— ACTIVITY —
Skip the images and repeat every entry word for word.

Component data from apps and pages

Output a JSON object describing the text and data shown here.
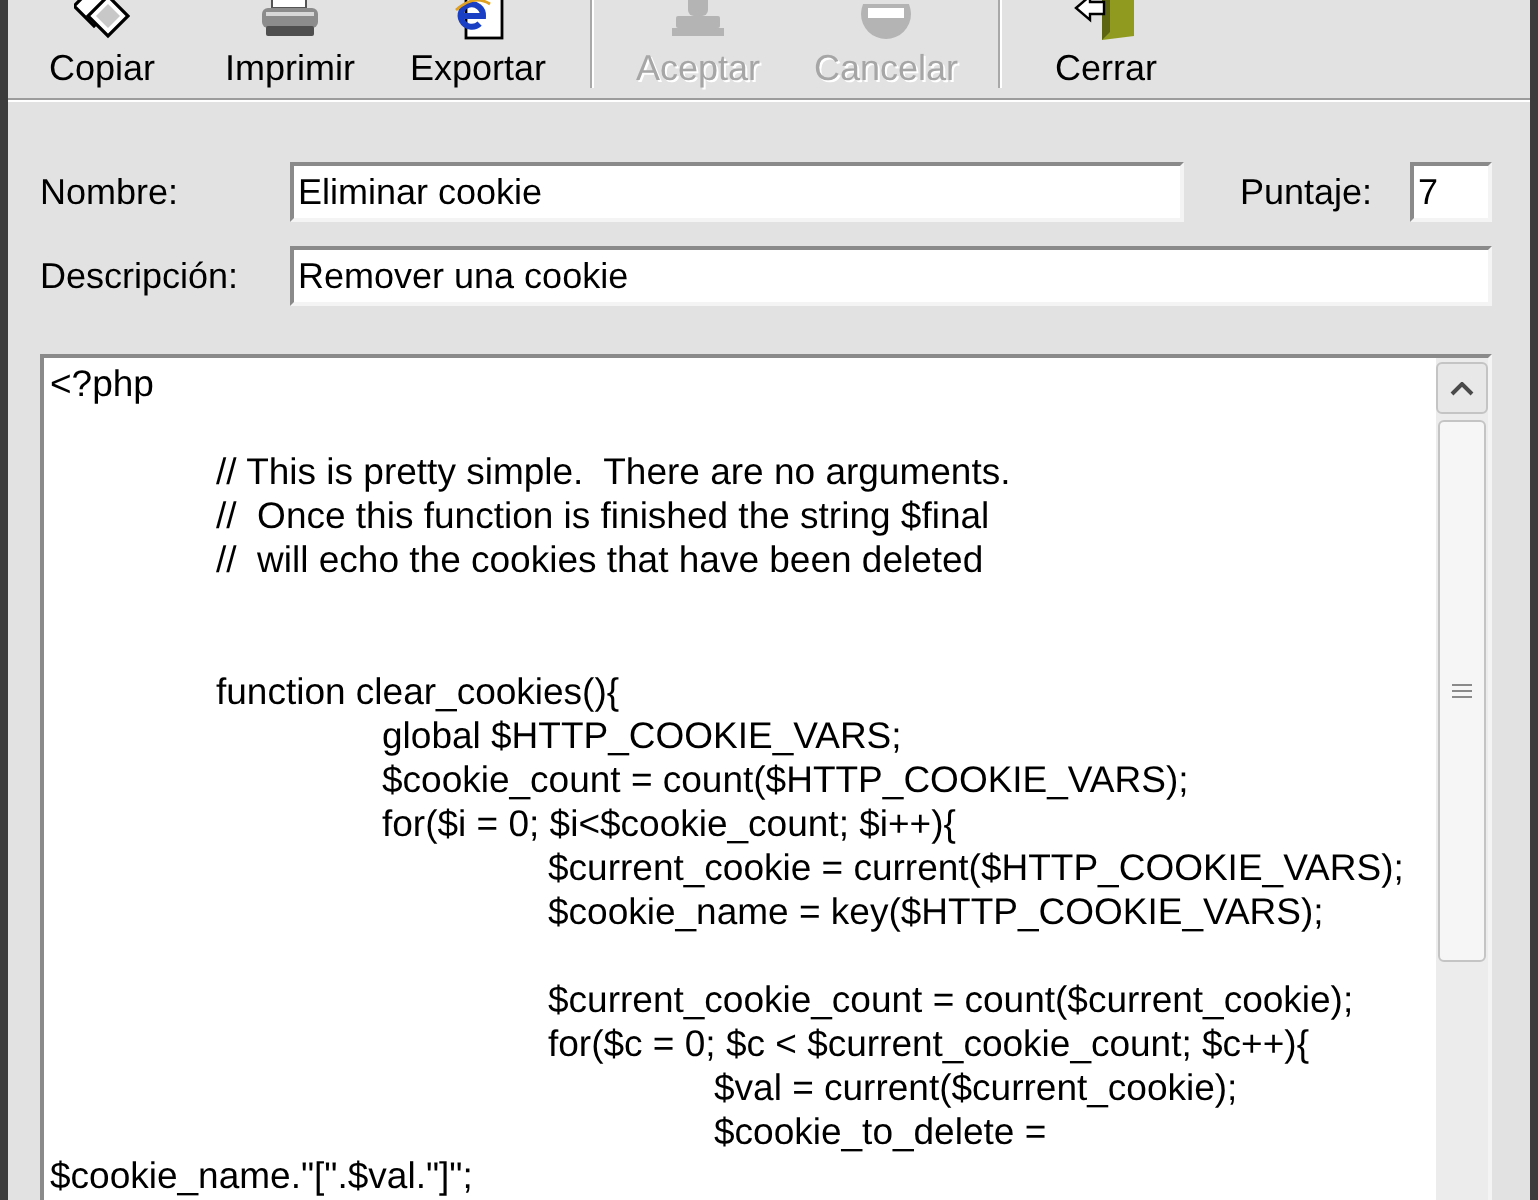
{
  "toolbar": {
    "groups": [
      [
        {
          "label": "Copiar",
          "disabled": false
        },
        {
          "label": "Imprimir",
          "disabled": false
        },
        {
          "label": "Exportar",
          "disabled": false
        }
      ],
      [
        {
          "label": "Aceptar",
          "disabled": true
        },
        {
          "label": "Cancelar",
          "disabled": true
        }
      ],
      [
        {
          "label": "Cerrar",
          "disabled": false
        }
      ]
    ]
  },
  "form": {
    "name": {
      "label": "Nombre:",
      "value": "Eliminar cookie"
    },
    "score": {
      "label": "Puntaje:",
      "value": "7"
    },
    "description": {
      "label": "Descripción:",
      "value": "Remover una cookie"
    }
  },
  "code": "<?php\n\n\t// This is pretty simple.  There are no arguments.\n\t//  Once this function is finished the string $final\n\t//  will echo the cookies that have been deleted\n\n\n\tfunction clear_cookies(){\n\t\tglobal $HTTP_COOKIE_VARS;\n\t\t$cookie_count = count($HTTP_COOKIE_VARS);\n\t\tfor($i = 0; $i<$cookie_count; $i++){\n\t\t\t$current_cookie = current($HTTP_COOKIE_VARS);\n\t\t\t$cookie_name = key($HTTP_COOKIE_VARS);\n\n\t\t\t$current_cookie_count = count($current_cookie);\n\t\t\tfor($c = 0; $c < $current_cookie_count; $c++){\n\t\t\t\t$val = current($current_cookie);\n\t\t\t\t$cookie_to_delete =\n$cookie_name.\"[\".$val.\"]\";"
}
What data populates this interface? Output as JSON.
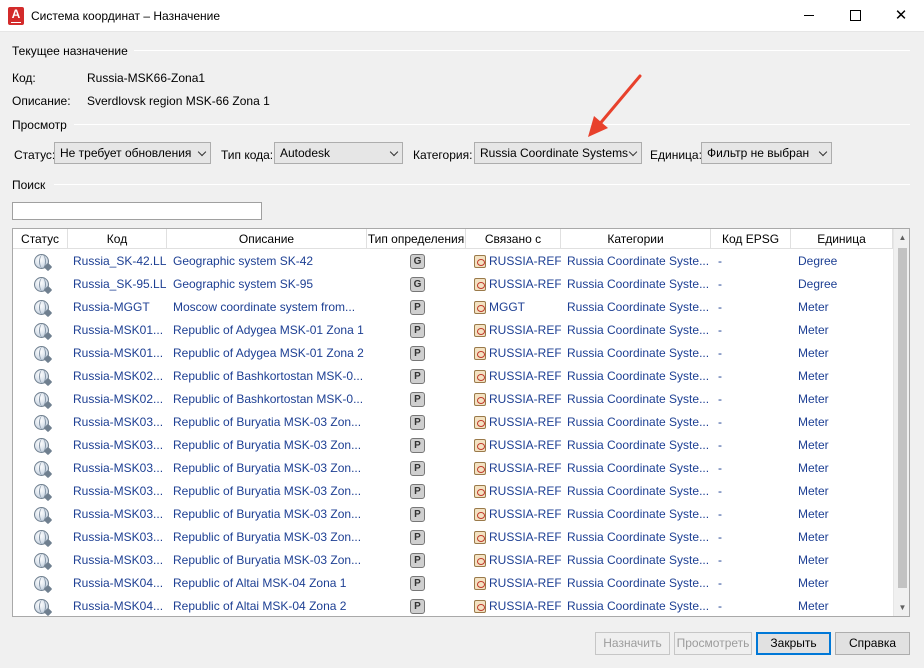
{
  "window": {
    "title": "Система координат – Назначение",
    "controls": {
      "minimize": "—",
      "maximize": "☐",
      "close": "✕"
    }
  },
  "current": {
    "section_title": "Текущее назначение",
    "code_label": "Код:",
    "code_value": "Russia-MSK66-Zona1",
    "desc_label": "Описание:",
    "desc_value": "Sverdlovsk region MSK-66 Zona 1"
  },
  "browse": {
    "section_title": "Просмотр",
    "status_label": "Статус:",
    "status_value": "Не требует обновления",
    "codetype_label": "Тип кода:",
    "codetype_value": "Autodesk",
    "category_label": "Категория:",
    "category_value": "Russia Coordinate Systems",
    "unit_label": "Единица:",
    "unit_value": "Фильтр не выбран"
  },
  "search": {
    "section_title": "Поиск",
    "value": ""
  },
  "table": {
    "columns": [
      "Статус",
      "Код",
      "Описание",
      "Тип определения",
      "Связано с",
      "Категории",
      "Код EPSG",
      "Единица"
    ],
    "rows": [
      {
        "code": "Russia_SK-42.LL",
        "desc": "Geographic system SK-42",
        "type": "G",
        "linked": "RUSSIA-REF-",
        "category": "Russia Coordinate Syste...",
        "epsg": "-",
        "unit": "Degree"
      },
      {
        "code": "Russia_SK-95.LL",
        "desc": "Geographic system SK-95",
        "type": "G",
        "linked": "RUSSIA-REF-",
        "category": "Russia Coordinate Syste...",
        "epsg": "-",
        "unit": "Degree"
      },
      {
        "code": "Russia-MGGT",
        "desc": "Moscow coordinate system from...",
        "type": "P",
        "linked": "MGGT",
        "category": "Russia Coordinate Syste...",
        "epsg": "-",
        "unit": "Meter"
      },
      {
        "code": "Russia-MSK01...",
        "desc": "Republic of Adygea MSK-01 Zona 1",
        "type": "P",
        "linked": "RUSSIA-REF-",
        "category": "Russia Coordinate Syste...",
        "epsg": "-",
        "unit": "Meter"
      },
      {
        "code": "Russia-MSK01...",
        "desc": "Republic of Adygea MSK-01 Zona 2",
        "type": "P",
        "linked": "RUSSIA-REF-",
        "category": "Russia Coordinate Syste...",
        "epsg": "-",
        "unit": "Meter"
      },
      {
        "code": "Russia-MSK02...",
        "desc": "Republic of Bashkortostan MSK-0...",
        "type": "P",
        "linked": "RUSSIA-REF-",
        "category": "Russia Coordinate Syste...",
        "epsg": "-",
        "unit": "Meter"
      },
      {
        "code": "Russia-MSK02...",
        "desc": "Republic of Bashkortostan MSK-0...",
        "type": "P",
        "linked": "RUSSIA-REF-",
        "category": "Russia Coordinate Syste...",
        "epsg": "-",
        "unit": "Meter"
      },
      {
        "code": "Russia-MSK03...",
        "desc": "Republic of Buryatia MSK-03 Zon...",
        "type": "P",
        "linked": "RUSSIA-REF-",
        "category": "Russia Coordinate Syste...",
        "epsg": "-",
        "unit": "Meter"
      },
      {
        "code": "Russia-MSK03...",
        "desc": "Republic of Buryatia MSK-03 Zon...",
        "type": "P",
        "linked": "RUSSIA-REF-",
        "category": "Russia Coordinate Syste...",
        "epsg": "-",
        "unit": "Meter"
      },
      {
        "code": "Russia-MSK03...",
        "desc": "Republic of Buryatia MSK-03 Zon...",
        "type": "P",
        "linked": "RUSSIA-REF-",
        "category": "Russia Coordinate Syste...",
        "epsg": "-",
        "unit": "Meter"
      },
      {
        "code": "Russia-MSK03...",
        "desc": "Republic of Buryatia MSK-03 Zon...",
        "type": "P",
        "linked": "RUSSIA-REF-",
        "category": "Russia Coordinate Syste...",
        "epsg": "-",
        "unit": "Meter"
      },
      {
        "code": "Russia-MSK03...",
        "desc": "Republic of Buryatia MSK-03 Zon...",
        "type": "P",
        "linked": "RUSSIA-REF-",
        "category": "Russia Coordinate Syste...",
        "epsg": "-",
        "unit": "Meter"
      },
      {
        "code": "Russia-MSK03...",
        "desc": "Republic of Buryatia MSK-03 Zon...",
        "type": "P",
        "linked": "RUSSIA-REF-",
        "category": "Russia Coordinate Syste...",
        "epsg": "-",
        "unit": "Meter"
      },
      {
        "code": "Russia-MSK03...",
        "desc": "Republic of Buryatia MSK-03 Zon...",
        "type": "P",
        "linked": "RUSSIA-REF-",
        "category": "Russia Coordinate Syste...",
        "epsg": "-",
        "unit": "Meter"
      },
      {
        "code": "Russia-MSK04...",
        "desc": "Republic of Altai MSK-04 Zona 1",
        "type": "P",
        "linked": "RUSSIA-REF-",
        "category": "Russia Coordinate Syste...",
        "epsg": "-",
        "unit": "Meter"
      },
      {
        "code": "Russia-MSK04...",
        "desc": "Republic of Altai MSK-04 Zona 2",
        "type": "P",
        "linked": "RUSSIA-REF-",
        "category": "Russia Coordinate Syste...",
        "epsg": "-",
        "unit": "Meter"
      }
    ]
  },
  "buttons": {
    "assign": "Назначить",
    "preview": "Просмотреть",
    "close": "Закрыть",
    "help": "Справка"
  },
  "colors": {
    "link_text": "#1d3f93",
    "annotation_arrow": "#e8412c",
    "default_button_border": "#0078d7"
  }
}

— WRITTEN RESPONSE —
Output a JSON object describing the text and data shown here.
{
  "toolbar": {
    "groups": [
      [
        {
          "label": "Copiar",
          "disabled": false
        },
        {
          "label": "Imprimir",
          "disabled": false
        },
        {
          "label": "Exportar",
          "disabled": false
        }
      ],
      [
        {
          "label": "Aceptar",
          "disabled": true
        },
        {
          "label": "Cancelar",
          "disabled": true
        }
      ],
      [
        {
          "label": "Cerrar",
          "disabled": false
        }
      ]
    ]
  },
  "form": {
    "name": {
      "label": "Nombre:",
      "value": "Eliminar cookie"
    },
    "score": {
      "label": "Puntaje:",
      "value": "7"
    },
    "description": {
      "label": "Descripción:",
      "value": "Remover una cookie"
    }
  },
  "code": "<?php\n\n\t// This is pretty simple.  There are no arguments.\n\t//  Once this function is finished the string $final\n\t//  will echo the cookies that have been deleted\n\n\n\tfunction clear_cookies(){\n\t\tglobal $HTTP_COOKIE_VARS;\n\t\t$cookie_count = count($HTTP_COOKIE_VARS);\n\t\tfor($i = 0; $i<$cookie_count; $i++){\n\t\t\t$current_cookie = current($HTTP_COOKIE_VARS);\n\t\t\t$cookie_name = key($HTTP_COOKIE_VARS);\n\n\t\t\t$current_cookie_count = count($current_cookie);\n\t\t\tfor($c = 0; $c < $current_cookie_count; $c++){\n\t\t\t\t$val = current($current_cookie);\n\t\t\t\t$cookie_to_delete =\n$cookie_name.\"[\".$val.\"]\";"
}
What data populates this interface? Output as JSON.
{
  "window": {
    "title": "Система координат – Назначение",
    "controls": {
      "minimize": "—",
      "maximize": "☐",
      "close": "✕"
    }
  },
  "current": {
    "section_title": "Текущее назначение",
    "code_label": "Код:",
    "code_value": "Russia-MSK66-Zona1",
    "desc_label": "Описание:",
    "desc_value": "Sverdlovsk region MSK-66 Zona 1"
  },
  "browse": {
    "section_title": "Просмотр",
    "status_label": "Статус:",
    "status_value": "Не требует обновления",
    "codetype_label": "Тип кода:",
    "codetype_value": "Autodesk",
    "category_label": "Категория:",
    "category_value": "Russia Coordinate Systems",
    "unit_label": "Единица:",
    "unit_value": "Фильтр не выбран"
  },
  "search": {
    "section_title": "Поиск",
    "value": ""
  },
  "table": {
    "columns": [
      "Статус",
      "Код",
      "Описание",
      "Тип определения",
      "Связано с",
      "Категории",
      "Код EPSG",
      "Единица"
    ],
    "rows": [
      {
        "code": "Russia_SK-42.LL",
        "desc": "Geographic system SK-42",
        "type": "G",
        "linked": "RUSSIA-REF-",
        "category": "Russia Coordinate Syste...",
        "epsg": "-",
        "unit": "Degree"
      },
      {
        "code": "Russia_SK-95.LL",
        "desc": "Geographic system SK-95",
        "type": "G",
        "linked": "RUSSIA-REF-",
        "category": "Russia Coordinate Syste...",
        "epsg": "-",
        "unit": "Degree"
      },
      {
        "code": "Russia-MGGT",
        "desc": "Moscow coordinate system from...",
        "type": "P",
        "linked": "MGGT",
        "category": "Russia Coordinate Syste...",
        "epsg": "-",
        "unit": "Meter"
      },
      {
        "code": "Russia-MSK01...",
        "desc": "Republic of Adygea MSK-01 Zona 1",
        "type": "P",
        "linked": "RUSSIA-REF-",
        "category": "Russia Coordinate Syste...",
        "epsg": "-",
        "unit": "Meter"
      },
      {
        "code": "Russia-MSK01...",
        "desc": "Republic of Adygea MSK-01 Zona 2",
        "type": "P",
        "linked": "RUSSIA-REF-",
        "category": "Russia Coordinate Syste...",
        "epsg": "-",
        "unit": "Meter"
      },
      {
        "code": "Russia-MSK02...",
        "desc": "Republic of Bashkortostan MSK-0...",
        "type": "P",
        "linked": "RUSSIA-REF-",
        "category": "Russia Coordinate Syste...",
        "epsg": "-",
        "unit": "Meter"
      },
      {
        "code": "Russia-MSK02...",
        "desc": "Republic of Bashkortostan MSK-0...",
        "type": "P",
        "linked": "RUSSIA-REF-",
        "category": "Russia Coordinate Syste...",
        "epsg": "-",
        "unit": "Meter"
      },
      {
        "code": "Russia-MSK03...",
        "desc": "Republic of Buryatia MSK-03 Zon...",
        "type": "P",
        "linked": "RUSSIA-REF-",
        "category": "Russia Coordinate Syste...",
        "epsg": "-",
        "unit": "Meter"
      },
      {
        "code": "Russia-MSK03...",
        "desc": "Republic of Buryatia MSK-03 Zon...",
        "type": "P",
        "linked": "RUSSIA-REF-",
        "category": "Russia Coordinate Syste...",
        "epsg": "-",
        "unit": "Meter"
      },
      {
        "code": "Russia-MSK03...",
        "desc": "Republic of Buryatia MSK-03 Zon...",
        "type": "P",
        "linked": "RUSSIA-REF-",
        "category": "Russia Coordinate Syste...",
        "epsg": "-",
        "unit": "Meter"
      },
      {
        "code": "Russia-MSK03...",
        "desc": "Republic of Buryatia MSK-03 Zon...",
        "type": "P",
        "linked": "RUSSIA-REF-",
        "category": "Russia Coordinate Syste...",
        "epsg": "-",
        "unit": "Meter"
      },
      {
        "code": "Russia-MSK03...",
        "desc": "Republic of Buryatia MSK-03 Zon...",
        "type": "P",
        "linked": "RUSSIA-REF-",
        "category": "Russia Coordinate Syste...",
        "epsg": "-",
        "unit": "Meter"
      },
      {
        "code": "Russia-MSK03...",
        "desc": "Republic of Buryatia MSK-03 Zon...",
        "type": "P",
        "linked": "RUSSIA-REF-",
        "category": "Russia Coordinate Syste...",
        "epsg": "-",
        "unit": "Meter"
      },
      {
        "code": "Russia-MSK03...",
        "desc": "Republic of Buryatia MSK-03 Zon...",
        "type": "P",
        "linked": "RUSSIA-REF-",
        "category": "Russia Coordinate Syste...",
        "epsg": "-",
        "unit": "Meter"
      },
      {
        "code": "Russia-MSK04...",
        "desc": "Republic of Altai MSK-04 Zona 1",
        "type": "P",
        "linked": "RUSSIA-REF-",
        "category": "Russia Coordinate Syste...",
        "epsg": "-",
        "unit": "Meter"
      },
      {
        "code": "Russia-MSK04...",
        "desc": "Republic of Altai MSK-04 Zona 2",
        "type": "P",
        "linked": "RUSSIA-REF-",
        "category": "Russia Coordinate Syste...",
        "epsg": "-",
        "unit": "Meter"
      }
    ]
  },
  "buttons": {
    "assign": "Назначить",
    "preview": "Просмотреть",
    "close": "Закрыть",
    "help": "Справка"
  },
  "colors": {
    "link_text": "#1d3f93",
    "annotation_arrow": "#e8412c",
    "default_button_border": "#0078d7"
  }
}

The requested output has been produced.